* _Stored items from a collection_:
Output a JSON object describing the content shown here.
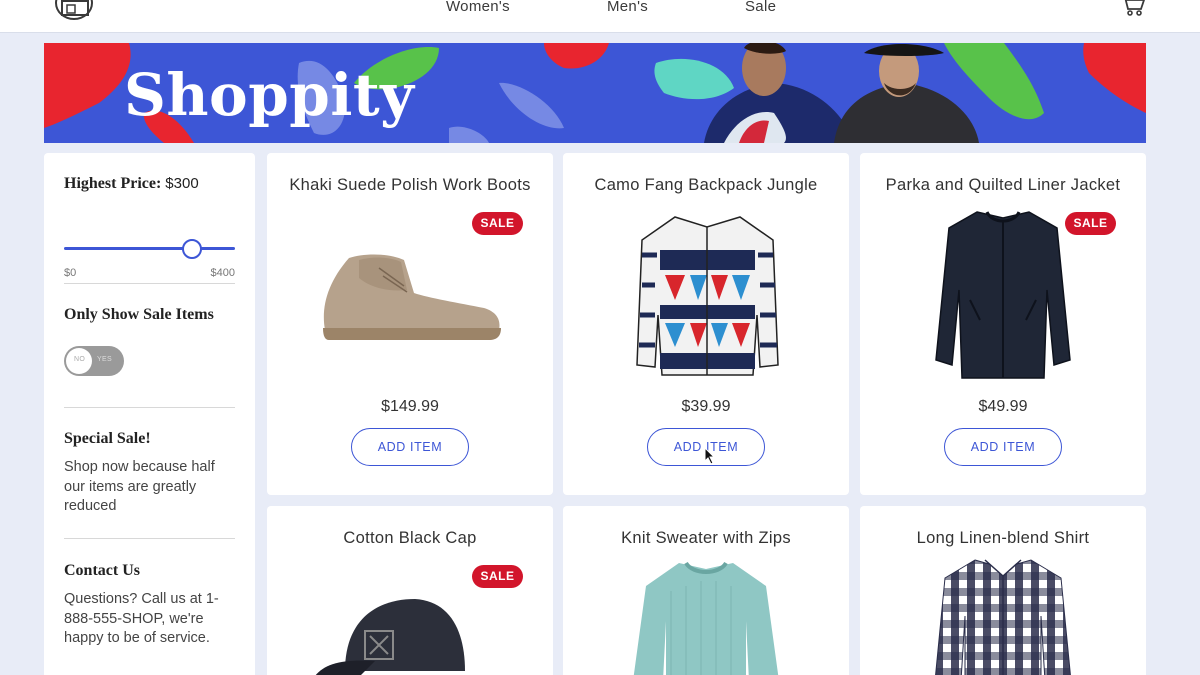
{
  "nav": {
    "links": [
      "Women's",
      "Men's",
      "Sale"
    ]
  },
  "banner": {
    "brand": "Shoppity"
  },
  "sidebar": {
    "price_filter": {
      "label": "Highest Price:",
      "value": "$300",
      "min_label": "$0",
      "max_label": "$400",
      "level": 0.75
    },
    "sale_toggle": {
      "label": "Only Show Sale Items",
      "off_text": "NO",
      "on_text": "YES",
      "state": "NO"
    },
    "special_sale": {
      "heading": "Special Sale!",
      "text": "Shop now because half our items are greatly reduced"
    },
    "contact": {
      "heading": "Contact Us",
      "text": "Questions? Call us at 1-888-555-SHOP, we're happy to be of service."
    }
  },
  "products": [
    {
      "title": "Khaki Suede Polish Work Boots",
      "price": "$149.99",
      "sale": true,
      "badge": "SALE",
      "button": "ADD ITEM",
      "icon": "boot-icon"
    },
    {
      "title": "Camo Fang Backpack Jungle",
      "price": "$39.99",
      "sale": false,
      "badge": "",
      "button": "ADD ITEM",
      "icon": "patterned-cardigan-icon"
    },
    {
      "title": "Parka and Quilted Liner Jacket",
      "price": "$49.99",
      "sale": true,
      "badge": "SALE",
      "button": "ADD ITEM",
      "icon": "navy-jacket-icon"
    },
    {
      "title": "Cotton Black Cap",
      "price": "",
      "sale": true,
      "badge": "SALE",
      "button": "",
      "icon": "black-cap-icon"
    },
    {
      "title": "Knit Sweater with Zips",
      "price": "",
      "sale": false,
      "badge": "",
      "button": "",
      "icon": "mint-sweater-icon"
    },
    {
      "title": "Long Linen-blend Shirt",
      "price": "",
      "sale": false,
      "badge": "",
      "button": "",
      "icon": "plaid-shirt-icon"
    }
  ],
  "colors": {
    "accent": "#3d56d6",
    "sale": "#d2152b",
    "background": "#e8ecf7"
  }
}
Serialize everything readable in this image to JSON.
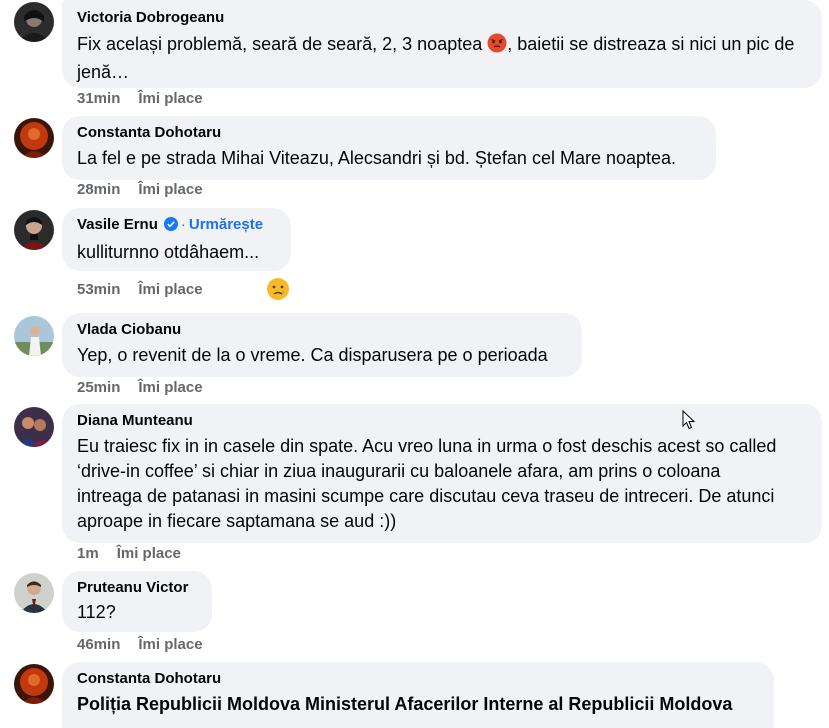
{
  "comments": [
    {
      "author": "Victoria Dobrogeanu",
      "text_before": "Fix același problemă, seară de seară, 2, 3 noaptea ",
      "text_after": ", baietii se distreaza si nici un pic de jenă…",
      "inline_emoji": "angry-face",
      "time": "31min",
      "like": "Îmi place",
      "avatar_color": "#2c2c2c"
    },
    {
      "author": "Constanta Dohotaru",
      "text": "La fel e pe strada Mihai Viteazu, Alecsandri și bd. Ștefan cel Mare noaptea.",
      "time": "28min",
      "like": "Îmi place",
      "avatar_color": "#c0390f"
    },
    {
      "author": "Vasile Ernu",
      "verified": true,
      "separator": "·",
      "follow": "Urmărește",
      "text": "kulliturnno otdâhaem...",
      "time": "53min",
      "like": "Îmi place",
      "reaction": "sad-face",
      "avatar_color": "#3a3a3a"
    },
    {
      "author": "Vlada Ciobanu",
      "text": "Yep, o revenit de la o vreme. Ca disparusera pe o perioada",
      "time": "25min",
      "like": "Îmi place",
      "avatar_color": "#8fb2c9"
    },
    {
      "author": "Diana Munteanu",
      "lines": [
        "Eu traiesc fix in in casele din spate. Acu vreo luna in urma o fost deschis acest so called",
        "‘drive-in coffee’ si chiar in ziua inaugurarii cu baloanele afara, am prins o coloana",
        "intreaga de patanasi in masini scumpe care discutau ceva traseu de intreceri. De atunci",
        "aproape in fiecare saptamana se aud :))"
      ],
      "time": "1m",
      "like": "Îmi place",
      "avatar_color": "#3d2f4a"
    },
    {
      "author": "Pruteanu Victor",
      "text": "112?",
      "time": "46min",
      "like": "Îmi place",
      "avatar_color": "#b9b9b0"
    },
    {
      "author": "Constanta Dohotaru",
      "text": "Poliția Republicii Moldova Ministerul Afacerilor Interne al Republicii Moldova",
      "avatar_color": "#c0390f"
    }
  ],
  "colors": {
    "bubble": "#f0f2f5",
    "meta": "#65676b",
    "follow": "#1a73e8",
    "verified": "#1877f2"
  }
}
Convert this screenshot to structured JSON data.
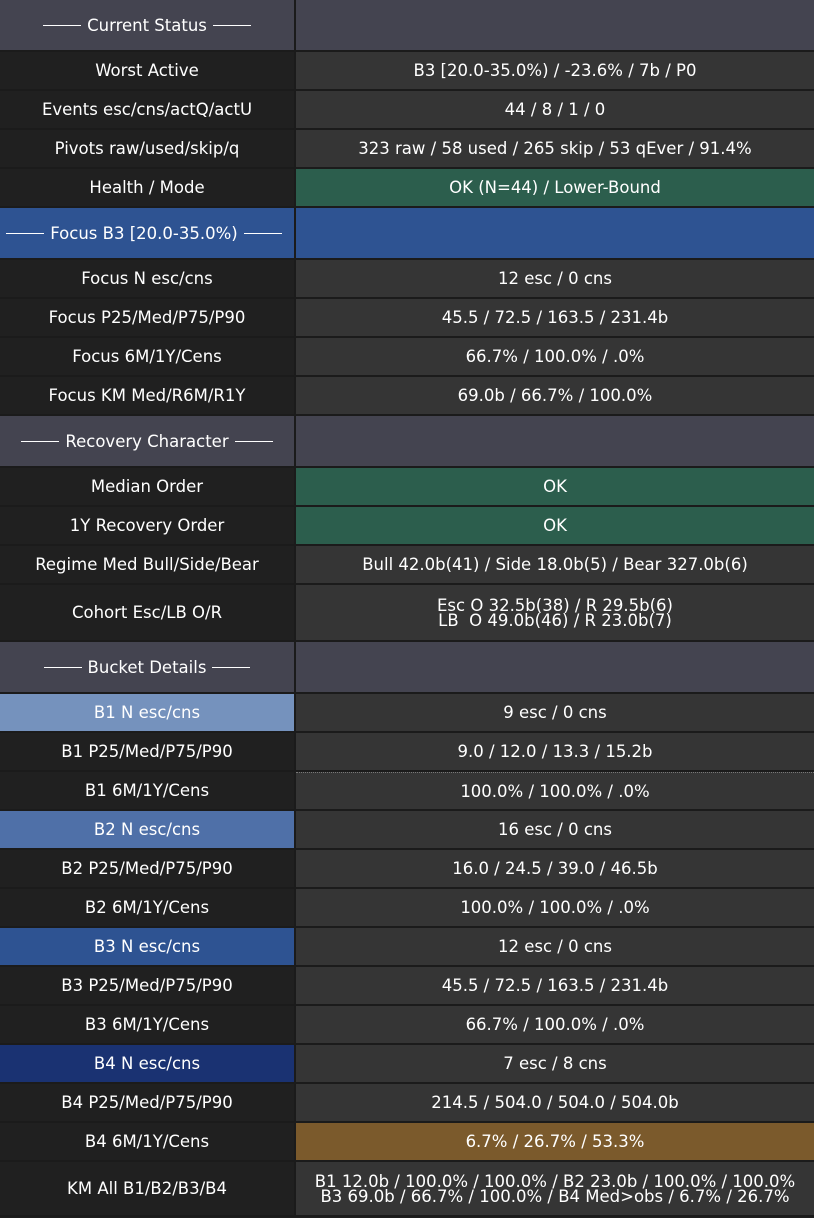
{
  "rows": [
    {
      "type": "header",
      "label": "Current Status",
      "value": "",
      "h": 52
    },
    {
      "type": "data",
      "label": "Worst Active",
      "value": "B3 [20.0-35.0%) / -23.6% / 7b / P0",
      "h": 39
    },
    {
      "type": "data",
      "label": "Events esc/cns/actQ/actU",
      "value": "44 / 8 / 1 / 0",
      "h": 39
    },
    {
      "type": "data",
      "label": "Pivots raw/used/skip/q",
      "value": "323 raw / 58 used / 265 skip / 53 qEver / 91.4%",
      "h": 39
    },
    {
      "type": "data",
      "label": "Health / Mode",
      "value": "OK (N=44) / Lower-Bound",
      "h": 39,
      "valueBg": "#2c5e4d"
    },
    {
      "type": "header",
      "label": "Focus B3 [20.0-35.0%)",
      "value": "",
      "h": 52,
      "bg": "#2e5392"
    },
    {
      "type": "data",
      "label": "Focus N esc/cns",
      "value": "12 esc / 0 cns",
      "h": 39
    },
    {
      "type": "data",
      "label": "Focus P25/Med/P75/P90",
      "value": "45.5 / 72.5 / 163.5 / 231.4b",
      "h": 39
    },
    {
      "type": "data",
      "label": "Focus 6M/1Y/Cens",
      "value": "66.7% / 100.0% / .0%",
      "h": 39
    },
    {
      "type": "data",
      "label": "Focus KM Med/R6M/R1Y",
      "value": "69.0b / 66.7% / 100.0%",
      "h": 39
    },
    {
      "type": "header",
      "label": "Recovery Character",
      "value": "",
      "h": 52
    },
    {
      "type": "data",
      "label": "Median Order",
      "value": "OK",
      "h": 39,
      "valueBg": "#2c5e4d"
    },
    {
      "type": "data",
      "label": "1Y Recovery Order",
      "value": "OK",
      "h": 39,
      "valueBg": "#2c5e4d"
    },
    {
      "type": "data",
      "label": "Regime Med Bull/Side/Bear",
      "value": "Bull 42.0b(41) / Side 18.0b(5) / Bear 327.0b(6)",
      "h": 39
    },
    {
      "type": "data",
      "label": "Cohort Esc/LB O/R",
      "value": "",
      "lines": [
        "Esc O 32.5b(38) / R 29.5b(6)",
        "LB  O 49.0b(46) / R 23.0b(7)"
      ],
      "h": 57
    },
    {
      "type": "header",
      "label": "Bucket Details",
      "value": "",
      "h": 52
    },
    {
      "type": "data",
      "label": "B1 N esc/cns",
      "value": "9 esc / 0 cns",
      "h": 39,
      "labelBg": "#7592bd"
    },
    {
      "type": "data",
      "label": "B1 P25/Med/P75/P90",
      "value": "9.0 / 12.0 / 13.3 / 15.2b",
      "h": 39
    },
    {
      "type": "data",
      "label": "B1 6M/1Y/Cens",
      "value": "100.0% / 100.0% / .0%",
      "h": 39,
      "dash": true
    },
    {
      "type": "data",
      "label": "B2 N esc/cns",
      "value": "16 esc / 0 cns",
      "h": 39,
      "labelBg": "#4f70a8"
    },
    {
      "type": "data",
      "label": "B2 P25/Med/P75/P90",
      "value": "16.0 / 24.5 / 39.0 / 46.5b",
      "h": 39
    },
    {
      "type": "data",
      "label": "B2 6M/1Y/Cens",
      "value": "100.0% / 100.0% / .0%",
      "h": 39
    },
    {
      "type": "data",
      "label": "B3 N esc/cns",
      "value": "12 esc / 0 cns",
      "h": 39,
      "labelBg": "#2e5392"
    },
    {
      "type": "data",
      "label": "B3 P25/Med/P75/P90",
      "value": "45.5 / 72.5 / 163.5 / 231.4b",
      "h": 39
    },
    {
      "type": "data",
      "label": "B3 6M/1Y/Cens",
      "value": "66.7% / 100.0% / .0%",
      "h": 39
    },
    {
      "type": "data",
      "label": "B4 N esc/cns",
      "value": "7 esc / 8 cns",
      "h": 39,
      "labelBg": "#1a3272"
    },
    {
      "type": "data",
      "label": "B4 P25/Med/P75/P90",
      "value": "214.5 / 504.0 / 504.0 / 504.0b",
      "h": 39
    },
    {
      "type": "data",
      "label": "B4 6M/1Y/Cens",
      "value": "6.7% / 26.7% / 53.3%",
      "h": 39,
      "valueBg": "#7b5a2c"
    },
    {
      "type": "data",
      "label": "KM All B1/B2/B3/B4",
      "value": "",
      "lines": [
        "B1 12.0b / 100.0% / 100.0% / B2 23.0b / 100.0% / 100.0%",
        "B3 69.0b / 66.7% / 100.0% / B4 Med>obs / 6.7% / 26.7%"
      ],
      "h": 55
    }
  ]
}
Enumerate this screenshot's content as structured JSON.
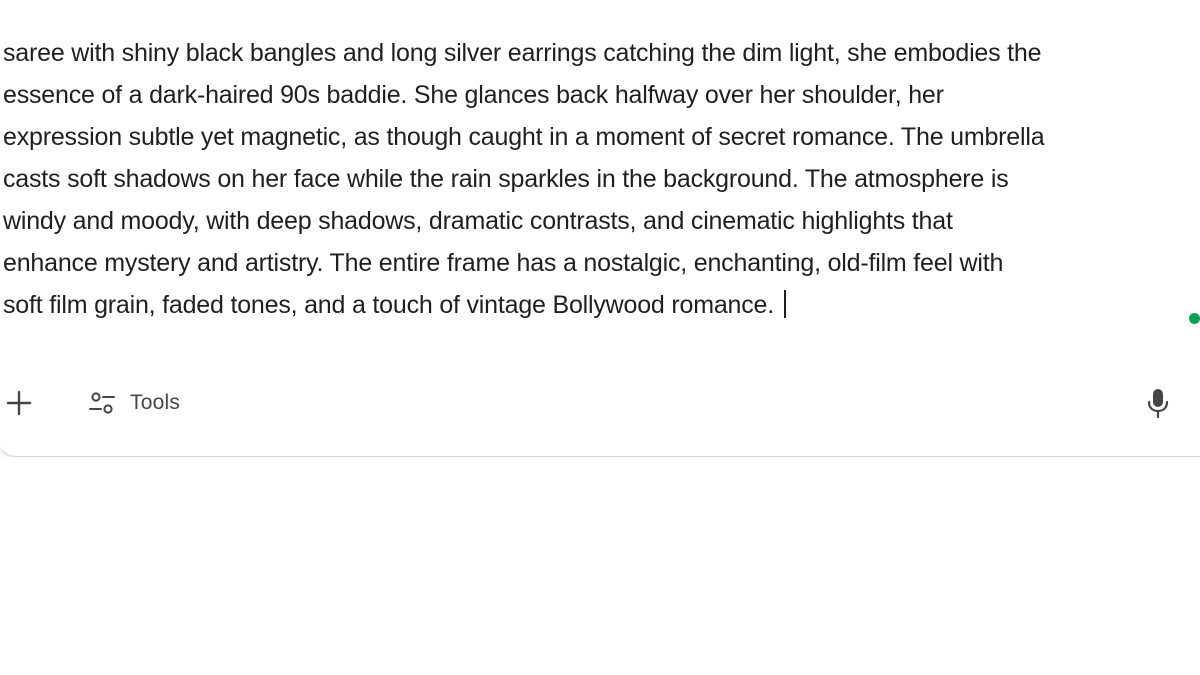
{
  "prompt": {
    "lines": [
      "saree with shiny black bangles and long silver earrings catching the dim light, she embodies the",
      "essence of a dark-haired 90s baddie. She glances back halfway over her shoulder, her",
      "expression subtle yet magnetic, as though caught in a moment of secret romance. The umbrella",
      "casts soft shadows on her face while the rain sparkles in the background. The atmosphere is",
      "windy and moody, with deep shadows, dramatic contrasts, and cinematic highlights that",
      "enhance mystery and artistry. The entire frame has a nostalgic, enchanting, old-film feel with",
      "soft film grain, faded tones, and a touch of vintage Bollywood romance."
    ]
  },
  "toolbar": {
    "add_icon": "plus-icon",
    "tools_icon": "tools-sliders-icon",
    "tools_label": "Tools",
    "mic_icon": "microphone-icon"
  },
  "colors": {
    "text": "#1f1f1f",
    "icon": "#444746",
    "status_dot": "#0f9d58",
    "card_border": "#d9d9dc",
    "background": "#ffffff"
  }
}
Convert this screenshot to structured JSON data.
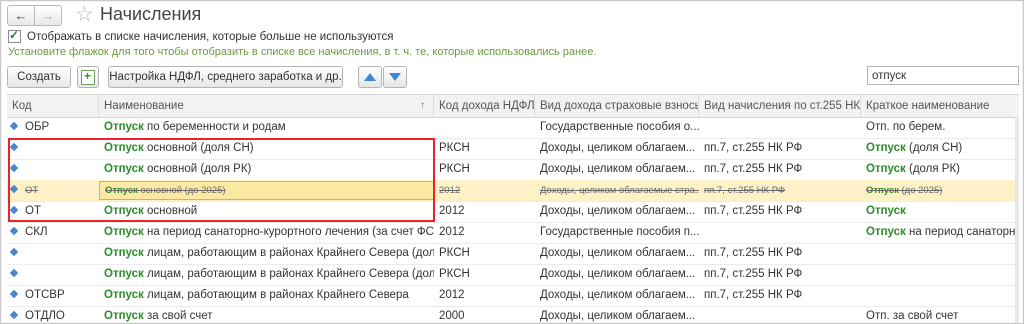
{
  "header": {
    "back_icon": "back-arrow-icon",
    "forward_icon": "forward-arrow-icon",
    "favorite_icon": "star-icon",
    "title": "Начисления"
  },
  "options": {
    "show_unused_label": "Отображать в списке начисления, которые больше не используются",
    "show_unused_checked": true,
    "hint": "Установите флажок для того чтобы отобразить в списке все начисления, в т. ч. те, которые использовались ранее."
  },
  "toolbar": {
    "create_label": "Создать",
    "copy_icon": "copy-add-icon",
    "settings_label": "Настройка НДФЛ, среднего заработка и др.",
    "move_up_icon": "arrow-up-icon",
    "move_down_icon": "arrow-down-icon",
    "search_value": "отпуск"
  },
  "table": {
    "columns": [
      "Код",
      "Наименование",
      "Код дохода НДФЛ",
      "Вид дохода страховые взносы",
      "Вид начисления по ст.255 НК",
      "Краткое наименование"
    ],
    "sort_indicator": "↑",
    "rows": [
      {
        "code": "ОБР",
        "hl": "Отпуск",
        "name": " по беременности и родам",
        "ndfl": "",
        "ins": "Государственные пособия о...",
        "art": "",
        "shortHl": "",
        "short": "Отп. по берем."
      },
      {
        "code": "",
        "hl": "Отпуск",
        "name": " основной (доля СН)",
        "ndfl": "РКСН",
        "ins": "Доходы, целиком облагаем...",
        "art": "пп.7, ст.255 НК РФ",
        "shortHl": "Отпуск",
        "short": " (доля СН)"
      },
      {
        "code": "",
        "hl": "Отпуск",
        "name": " основной (доля РК)",
        "ndfl": "РКСН",
        "ins": "Доходы, целиком облагаем...",
        "art": "пп.7, ст.255 НК РФ",
        "shortHl": "Отпуск",
        "short": " (доля РК)"
      },
      {
        "code": "ОТ",
        "hl": "Отпуск",
        "name": " основной (до 2025)",
        "ndfl": "2012",
        "ins": "Доходы, целиком облагаемые стра...",
        "art": "пп.7, ст.255 НК РФ",
        "shortHl": "Отпуск",
        "short": " (до 2025)"
      },
      {
        "code": "ОТ",
        "hl": "Отпуск",
        "name": " основной",
        "ndfl": "2012",
        "ins": "Доходы, целиком облагаем...",
        "art": "пп.7, ст.255 НК РФ",
        "shortHl": "Отпуск",
        "short": ""
      },
      {
        "code": "СКЛ",
        "hl": "Отпуск",
        "name": " на период санаторно-курортного лечения (за счет ФСС)",
        "ndfl": "2012",
        "ins": "Государственные пособия п...",
        "art": "",
        "shortHl": "Отпуск",
        "short": " на период санаторн"
      },
      {
        "code": "",
        "hl": "Отпуск",
        "name": " лицам, работающим в районах Крайнего Севера (дол...",
        "ndfl": "РКСН",
        "ins": "Доходы, целиком облагаем...",
        "art": "пп.7, ст.255 НК РФ",
        "shortHl": "",
        "short": ""
      },
      {
        "code": "",
        "hl": "Отпуск",
        "name": " лицам, работающим в районах Крайнего Севера (дол...",
        "ndfl": "РКСН",
        "ins": "Доходы, целиком облагаем...",
        "art": "пп.7, ст.255 НК РФ",
        "shortHl": "",
        "short": ""
      },
      {
        "code": "ОТСВР",
        "hl": "Отпуск",
        "name": " лицам, работающим в районах Крайнего Севера",
        "ndfl": "2012",
        "ins": "Доходы, целиком облагаем...",
        "art": "пп.7, ст.255 НК РФ",
        "shortHl": "",
        "short": ""
      },
      {
        "code": "ОТДЛО",
        "hl": "Отпуск",
        "name": " за свой счет",
        "ndfl": "2000",
        "ins": "Доходы, целиком облагаем...",
        "art": "",
        "shortHl": "",
        "short": "Отп. за свой счет"
      }
    ]
  },
  "highlight": {
    "strike_row_index": 3,
    "box_color": "#e8232a",
    "accent_color": "#2e8b2e"
  }
}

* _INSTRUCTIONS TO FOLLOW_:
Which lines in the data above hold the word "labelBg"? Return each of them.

* _FINAL ANSWER_:
      "labelBg": "#7592bd"
      "labelBg": "#4f70a8"
      "labelBg": "#2e5392"
      "labelBg": "#1a3272"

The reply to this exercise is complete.